• [Task]
Look over the entries that follow and work out how many lines contain "Ahmedabad". State the number only.

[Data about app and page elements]

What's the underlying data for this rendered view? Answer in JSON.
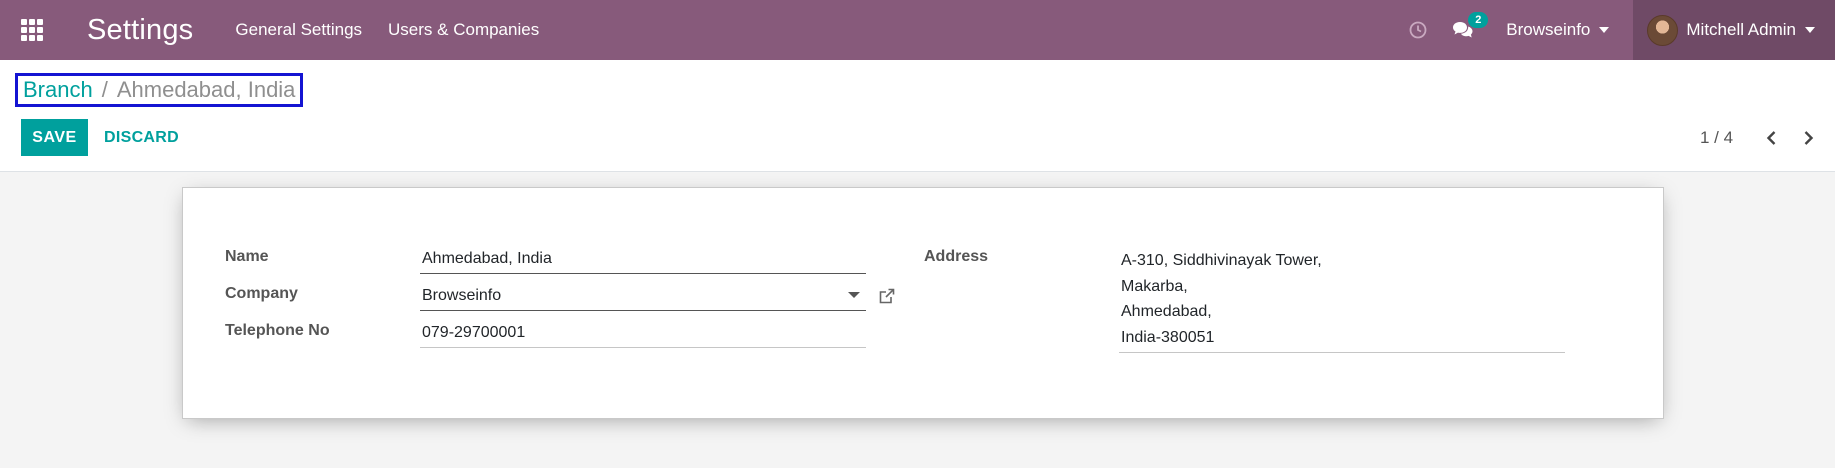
{
  "navbar": {
    "app_title": "Settings",
    "menu": [
      "General Settings",
      "Users & Companies"
    ],
    "chat_count": "2",
    "company": "Browseinfo",
    "user": "Mitchell Admin",
    "bg_color": "#875a7b"
  },
  "breadcrumb": {
    "parent": "Branch",
    "separator": "/",
    "current": "Ahmedabad, India"
  },
  "buttons": {
    "save": "SAVE",
    "discard": "DISCARD"
  },
  "pager": {
    "value": "1 / 4"
  },
  "form": {
    "name_label": "Name",
    "name_value": "Ahmedabad, India",
    "company_label": "Company",
    "company_value": "Browseinfo",
    "telephone_label": "Telephone No",
    "telephone_value": "079-29700001",
    "address_label": "Address",
    "address_lines": [
      "A-310, Siddhivinayak Tower,",
      "Makarba,",
      "Ahmedabad,",
      "India-380051"
    ]
  },
  "colors": {
    "accent": "#00a09d",
    "highlight_border": "#1414d2"
  }
}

• [Expected output]
3